#### Required work
Copy out the entries that follow, unchanged.

#### Information shown
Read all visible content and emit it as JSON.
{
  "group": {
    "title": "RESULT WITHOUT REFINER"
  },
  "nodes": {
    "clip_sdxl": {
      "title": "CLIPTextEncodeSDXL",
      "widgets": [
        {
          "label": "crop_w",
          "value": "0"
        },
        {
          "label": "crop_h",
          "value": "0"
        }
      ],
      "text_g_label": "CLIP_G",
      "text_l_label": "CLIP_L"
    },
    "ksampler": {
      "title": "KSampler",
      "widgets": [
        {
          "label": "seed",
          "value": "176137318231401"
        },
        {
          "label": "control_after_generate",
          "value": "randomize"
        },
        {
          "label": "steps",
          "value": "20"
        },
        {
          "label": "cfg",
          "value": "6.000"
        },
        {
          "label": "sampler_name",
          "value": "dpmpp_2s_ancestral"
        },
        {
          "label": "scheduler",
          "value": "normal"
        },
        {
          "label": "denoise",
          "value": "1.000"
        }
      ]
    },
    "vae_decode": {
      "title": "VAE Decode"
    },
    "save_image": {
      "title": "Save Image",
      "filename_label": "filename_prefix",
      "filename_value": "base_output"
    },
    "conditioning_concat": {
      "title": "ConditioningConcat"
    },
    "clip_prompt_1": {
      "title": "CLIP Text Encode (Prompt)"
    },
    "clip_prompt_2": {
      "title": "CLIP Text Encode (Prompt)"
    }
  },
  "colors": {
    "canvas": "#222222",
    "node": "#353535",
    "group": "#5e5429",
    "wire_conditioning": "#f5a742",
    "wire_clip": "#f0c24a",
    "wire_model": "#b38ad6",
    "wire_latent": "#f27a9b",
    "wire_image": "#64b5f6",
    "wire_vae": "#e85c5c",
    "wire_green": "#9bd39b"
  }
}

#### Result for this task
Read all visible content and emit it as JSON.
{
  "group": {
    "title": "RESULT WITHOUT REFINER"
  },
  "nodes": {
    "clip_sdxl": {
      "title": "CLIPTextEncodeSDXL",
      "widgets": [
        {
          "label": "crop_w",
          "value": "0"
        },
        {
          "label": "crop_h",
          "value": "0"
        }
      ],
      "text_g_label": "CLIP_G",
      "text_l_label": "CLIP_L"
    },
    "ksampler": {
      "title": "KSampler",
      "widgets": [
        {
          "label": "seed",
          "value": "176137318231401"
        },
        {
          "label": "control_after_generate",
          "value": "randomize"
        },
        {
          "label": "steps",
          "value": "20"
        },
        {
          "label": "cfg",
          "value": "6.000"
        },
        {
          "label": "sampler_name",
          "value": "dpmpp_2s_ancestral"
        },
        {
          "label": "scheduler",
          "value": "normal"
        },
        {
          "label": "denoise",
          "value": "1.000"
        }
      ]
    },
    "vae_decode": {
      "title": "VAE Decode"
    },
    "save_image": {
      "title": "Save Image",
      "filename_label": "filename_prefix",
      "filename_value": "base_output"
    },
    "conditioning_concat": {
      "title": "ConditioningConcat"
    },
    "clip_prompt_1": {
      "title": "CLIP Text Encode (Prompt)"
    },
    "clip_prompt_2": {
      "title": "CLIP Text Encode (Prompt)"
    }
  },
  "colors": {
    "canvas": "#222222",
    "node": "#353535",
    "group": "#5e5429",
    "wire_conditioning": "#f5a742",
    "wire_clip": "#f0c24a",
    "wire_model": "#b38ad6",
    "wire_latent": "#f27a9b",
    "wire_image": "#64b5f6",
    "wire_vae": "#e85c5c",
    "wire_green": "#9bd39b"
  }
}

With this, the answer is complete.